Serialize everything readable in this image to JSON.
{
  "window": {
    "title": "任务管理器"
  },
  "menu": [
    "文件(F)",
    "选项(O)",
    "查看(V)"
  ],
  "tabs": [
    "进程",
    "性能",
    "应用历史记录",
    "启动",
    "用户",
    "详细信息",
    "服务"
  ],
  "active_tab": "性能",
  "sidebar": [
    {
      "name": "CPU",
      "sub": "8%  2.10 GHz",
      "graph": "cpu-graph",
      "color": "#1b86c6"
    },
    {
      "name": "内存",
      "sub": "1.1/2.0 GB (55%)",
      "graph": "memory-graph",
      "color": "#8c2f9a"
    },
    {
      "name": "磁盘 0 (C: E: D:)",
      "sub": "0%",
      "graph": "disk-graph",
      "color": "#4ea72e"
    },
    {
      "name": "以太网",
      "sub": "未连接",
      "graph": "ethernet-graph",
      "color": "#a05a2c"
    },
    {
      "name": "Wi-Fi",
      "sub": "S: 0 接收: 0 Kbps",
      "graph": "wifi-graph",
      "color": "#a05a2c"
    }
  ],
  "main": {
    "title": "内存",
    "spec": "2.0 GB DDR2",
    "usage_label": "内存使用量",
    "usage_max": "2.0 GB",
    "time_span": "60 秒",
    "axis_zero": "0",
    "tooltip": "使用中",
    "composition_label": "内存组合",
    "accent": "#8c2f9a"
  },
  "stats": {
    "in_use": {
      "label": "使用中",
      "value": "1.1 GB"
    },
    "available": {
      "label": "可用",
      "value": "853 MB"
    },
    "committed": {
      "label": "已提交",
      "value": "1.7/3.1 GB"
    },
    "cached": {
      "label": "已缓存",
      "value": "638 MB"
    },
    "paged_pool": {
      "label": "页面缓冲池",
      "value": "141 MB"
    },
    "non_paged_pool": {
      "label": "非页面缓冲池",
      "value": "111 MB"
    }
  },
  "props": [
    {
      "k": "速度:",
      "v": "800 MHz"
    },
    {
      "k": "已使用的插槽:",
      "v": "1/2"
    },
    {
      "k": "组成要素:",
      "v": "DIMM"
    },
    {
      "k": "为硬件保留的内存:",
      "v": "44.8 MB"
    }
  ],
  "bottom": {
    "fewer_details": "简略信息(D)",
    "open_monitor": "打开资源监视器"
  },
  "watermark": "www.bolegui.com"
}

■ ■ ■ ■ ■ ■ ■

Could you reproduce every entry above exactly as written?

» Written answer
Serialize everything readable in this image to JSON.
{
  "window": {
    "title": "任务管理器"
  },
  "menu": [
    "文件(F)",
    "选项(O)",
    "查看(V)"
  ],
  "tabs": [
    "进程",
    "性能",
    "应用历史记录",
    "启动",
    "用户",
    "详细信息",
    "服务"
  ],
  "active_tab": "性能",
  "sidebar": [
    {
      "name": "CPU",
      "sub": "8%  2.10 GHz",
      "graph": "cpu-graph",
      "color": "#1b86c6"
    },
    {
      "name": "内存",
      "sub": "1.1/2.0 GB (55%)",
      "graph": "memory-graph",
      "color": "#8c2f9a"
    },
    {
      "name": "磁盘 0 (C: E: D:)",
      "sub": "0%",
      "graph": "disk-graph",
      "color": "#4ea72e"
    },
    {
      "name": "以太网",
      "sub": "未连接",
      "graph": "ethernet-graph",
      "color": "#a05a2c"
    },
    {
      "name": "Wi-Fi",
      "sub": "S: 0 接收: 0 Kbps",
      "graph": "wifi-graph",
      "color": "#a05a2c"
    }
  ],
  "main": {
    "title": "内存",
    "spec": "2.0 GB DDR2",
    "usage_label": "内存使用量",
    "usage_max": "2.0 GB",
    "time_span": "60 秒",
    "axis_zero": "0",
    "tooltip": "使用中",
    "composition_label": "内存组合",
    "accent": "#8c2f9a"
  },
  "stats": {
    "in_use": {
      "label": "使用中",
      "value": "1.1 GB"
    },
    "available": {
      "label": "可用",
      "value": "853 MB"
    },
    "committed": {
      "label": "已提交",
      "value": "1.7/3.1 GB"
    },
    "cached": {
      "label": "已缓存",
      "value": "638 MB"
    },
    "paged_pool": {
      "label": "页面缓冲池",
      "value": "141 MB"
    },
    "non_paged_pool": {
      "label": "非页面缓冲池",
      "value": "111 MB"
    }
  },
  "props": [
    {
      "k": "速度:",
      "v": "800 MHz"
    },
    {
      "k": "已使用的插槽:",
      "v": "1/2"
    },
    {
      "k": "组成要素:",
      "v": "DIMM"
    },
    {
      "k": "为硬件保留的内存:",
      "v": "44.8 MB"
    }
  ],
  "bottom": {
    "fewer_details": "简略信息(D)",
    "open_monitor": "打开资源监视器"
  },
  "watermark": "www.bolegui.com"
}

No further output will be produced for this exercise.